A swimmer swims the butterfly stroke.
Credit: Swimmer image via Schmid Christophe, Shutterstock
Yes, yes they do. All of them. Liberally.
"As a swimmer, you just have to accept that you're swimming in pee," said Carly Geehr, a former member of the U.S. national swim team.
Answering the question on the Q&A website Quora, Geehr said "nearly 100 percent" of elite competitive swimmers regularly do it, mostly because they can't help it. "Adrenaline and nerves wreak havoc on your system, she said, "and I knew tons of other swimmers that always, regardless of prior planning, had to pee right before a race."
Turns out, most swimmers are too tense and distracted to attend to their bladders during an actual race.

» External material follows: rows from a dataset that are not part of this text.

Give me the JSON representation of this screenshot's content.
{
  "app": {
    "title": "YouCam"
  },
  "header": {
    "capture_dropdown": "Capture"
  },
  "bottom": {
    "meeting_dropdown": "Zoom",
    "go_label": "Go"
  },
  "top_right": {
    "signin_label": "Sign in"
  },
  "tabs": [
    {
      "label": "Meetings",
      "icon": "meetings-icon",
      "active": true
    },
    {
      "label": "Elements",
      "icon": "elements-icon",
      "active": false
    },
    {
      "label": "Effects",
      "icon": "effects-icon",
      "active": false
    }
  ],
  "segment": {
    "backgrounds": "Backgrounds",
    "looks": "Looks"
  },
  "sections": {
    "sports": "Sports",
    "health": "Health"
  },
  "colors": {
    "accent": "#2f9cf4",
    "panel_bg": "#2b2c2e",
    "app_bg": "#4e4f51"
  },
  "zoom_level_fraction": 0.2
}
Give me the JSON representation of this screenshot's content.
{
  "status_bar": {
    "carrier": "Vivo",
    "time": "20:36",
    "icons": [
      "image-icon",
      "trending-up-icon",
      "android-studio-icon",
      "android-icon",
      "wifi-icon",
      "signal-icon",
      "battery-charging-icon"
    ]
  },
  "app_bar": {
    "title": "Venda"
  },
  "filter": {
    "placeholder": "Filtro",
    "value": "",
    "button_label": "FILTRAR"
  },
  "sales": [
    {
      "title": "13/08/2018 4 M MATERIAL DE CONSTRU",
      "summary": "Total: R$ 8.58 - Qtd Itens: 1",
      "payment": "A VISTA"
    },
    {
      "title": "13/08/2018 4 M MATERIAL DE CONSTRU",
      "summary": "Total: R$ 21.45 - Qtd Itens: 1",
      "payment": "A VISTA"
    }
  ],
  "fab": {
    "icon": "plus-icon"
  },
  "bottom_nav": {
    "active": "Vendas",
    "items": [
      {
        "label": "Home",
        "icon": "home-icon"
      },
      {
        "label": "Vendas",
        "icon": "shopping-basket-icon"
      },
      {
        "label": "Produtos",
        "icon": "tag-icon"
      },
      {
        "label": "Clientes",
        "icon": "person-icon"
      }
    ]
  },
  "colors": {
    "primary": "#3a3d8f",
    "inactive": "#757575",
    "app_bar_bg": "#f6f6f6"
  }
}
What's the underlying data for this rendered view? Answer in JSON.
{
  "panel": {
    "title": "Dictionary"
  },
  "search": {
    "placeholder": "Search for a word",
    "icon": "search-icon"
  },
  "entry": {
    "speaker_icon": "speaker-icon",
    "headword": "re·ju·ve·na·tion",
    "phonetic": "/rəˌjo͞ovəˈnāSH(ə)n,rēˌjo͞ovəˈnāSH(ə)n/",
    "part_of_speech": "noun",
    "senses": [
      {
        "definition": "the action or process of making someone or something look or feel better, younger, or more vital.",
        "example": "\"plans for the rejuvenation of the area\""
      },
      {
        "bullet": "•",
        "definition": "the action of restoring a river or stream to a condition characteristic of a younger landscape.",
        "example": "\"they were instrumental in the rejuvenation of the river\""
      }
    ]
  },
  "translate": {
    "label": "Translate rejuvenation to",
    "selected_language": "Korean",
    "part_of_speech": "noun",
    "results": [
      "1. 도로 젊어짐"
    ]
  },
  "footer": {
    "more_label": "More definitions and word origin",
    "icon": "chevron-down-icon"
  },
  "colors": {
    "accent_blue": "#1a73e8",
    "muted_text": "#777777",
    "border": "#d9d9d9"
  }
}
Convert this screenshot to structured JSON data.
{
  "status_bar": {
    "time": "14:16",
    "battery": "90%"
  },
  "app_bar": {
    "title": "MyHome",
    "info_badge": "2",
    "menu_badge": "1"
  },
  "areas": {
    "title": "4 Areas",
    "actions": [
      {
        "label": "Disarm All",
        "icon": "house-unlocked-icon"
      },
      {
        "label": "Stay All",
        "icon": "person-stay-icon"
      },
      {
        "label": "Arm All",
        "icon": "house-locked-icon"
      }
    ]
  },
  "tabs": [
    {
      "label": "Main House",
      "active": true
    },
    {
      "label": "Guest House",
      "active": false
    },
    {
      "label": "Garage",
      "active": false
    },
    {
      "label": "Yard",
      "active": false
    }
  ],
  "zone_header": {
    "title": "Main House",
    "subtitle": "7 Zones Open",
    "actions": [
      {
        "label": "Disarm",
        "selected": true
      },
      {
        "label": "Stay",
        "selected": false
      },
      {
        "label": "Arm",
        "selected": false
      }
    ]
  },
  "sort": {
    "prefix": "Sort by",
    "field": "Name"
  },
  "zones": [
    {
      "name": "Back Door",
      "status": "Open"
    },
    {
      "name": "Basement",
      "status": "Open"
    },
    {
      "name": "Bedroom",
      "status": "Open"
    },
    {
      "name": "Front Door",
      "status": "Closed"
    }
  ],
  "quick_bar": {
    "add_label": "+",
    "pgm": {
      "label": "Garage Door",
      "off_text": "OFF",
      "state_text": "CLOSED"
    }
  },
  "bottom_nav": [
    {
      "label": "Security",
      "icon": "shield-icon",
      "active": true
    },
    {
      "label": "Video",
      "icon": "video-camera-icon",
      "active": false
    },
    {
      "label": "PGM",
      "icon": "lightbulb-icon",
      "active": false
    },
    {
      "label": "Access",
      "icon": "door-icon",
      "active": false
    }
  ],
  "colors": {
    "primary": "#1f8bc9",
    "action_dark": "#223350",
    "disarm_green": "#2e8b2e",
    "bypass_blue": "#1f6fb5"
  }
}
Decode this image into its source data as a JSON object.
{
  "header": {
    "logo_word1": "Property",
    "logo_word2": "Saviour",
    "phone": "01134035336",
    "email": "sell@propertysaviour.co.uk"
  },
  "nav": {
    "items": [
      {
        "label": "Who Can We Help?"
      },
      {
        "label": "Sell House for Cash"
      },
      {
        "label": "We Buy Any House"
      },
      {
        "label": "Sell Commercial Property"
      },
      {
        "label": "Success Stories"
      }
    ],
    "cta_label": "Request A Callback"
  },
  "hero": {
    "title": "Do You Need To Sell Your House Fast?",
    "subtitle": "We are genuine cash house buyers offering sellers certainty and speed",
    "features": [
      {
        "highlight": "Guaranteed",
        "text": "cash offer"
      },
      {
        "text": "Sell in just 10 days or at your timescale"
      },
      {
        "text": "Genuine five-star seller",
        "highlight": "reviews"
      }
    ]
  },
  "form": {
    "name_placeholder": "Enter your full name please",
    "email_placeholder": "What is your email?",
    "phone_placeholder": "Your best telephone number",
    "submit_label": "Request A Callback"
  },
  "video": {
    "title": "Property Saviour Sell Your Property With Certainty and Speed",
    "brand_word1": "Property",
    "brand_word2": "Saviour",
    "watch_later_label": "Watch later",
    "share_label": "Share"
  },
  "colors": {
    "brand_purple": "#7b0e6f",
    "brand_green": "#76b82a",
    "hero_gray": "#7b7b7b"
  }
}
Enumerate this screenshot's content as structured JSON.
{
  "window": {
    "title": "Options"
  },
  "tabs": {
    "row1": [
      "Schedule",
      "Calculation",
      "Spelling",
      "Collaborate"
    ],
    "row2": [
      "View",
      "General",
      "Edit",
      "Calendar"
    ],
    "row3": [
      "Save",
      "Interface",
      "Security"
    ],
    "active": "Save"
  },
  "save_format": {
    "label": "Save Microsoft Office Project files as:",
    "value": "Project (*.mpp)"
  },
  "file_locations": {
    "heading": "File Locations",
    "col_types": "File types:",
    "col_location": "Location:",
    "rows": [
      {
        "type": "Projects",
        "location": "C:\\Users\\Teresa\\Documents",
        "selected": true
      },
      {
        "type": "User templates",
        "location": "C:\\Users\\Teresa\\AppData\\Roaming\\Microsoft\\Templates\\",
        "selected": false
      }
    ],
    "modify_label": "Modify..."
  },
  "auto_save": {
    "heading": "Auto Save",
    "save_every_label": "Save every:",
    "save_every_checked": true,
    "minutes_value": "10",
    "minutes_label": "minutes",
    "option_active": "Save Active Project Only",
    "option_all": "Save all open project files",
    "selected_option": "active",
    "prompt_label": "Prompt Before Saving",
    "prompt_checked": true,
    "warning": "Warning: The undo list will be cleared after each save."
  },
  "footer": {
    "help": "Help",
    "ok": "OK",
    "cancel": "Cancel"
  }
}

Instead, they get the job done during warm-up, or utilize a crucial interval just before the race begins: "[It's] not uncommon to splash yourself before you climb up on the blocks," she explained, "so that extra liquid on yourself and the pool deck affords you an interesting opportunity. (I'll let you finish the rest of that thought.)"
In case you wanted specifics, the otherwise-studly Ryan Lochte is an unabashed pool-peer.
When asked whether he engages in the activity on an Aug. 3 radio interview, the 11-time Olympic medalist said, "Of course. I think there's just something about getting into chlorine water that you just automatically go. [I didn't] during the races, but I sure did in warm-up."
He sure did.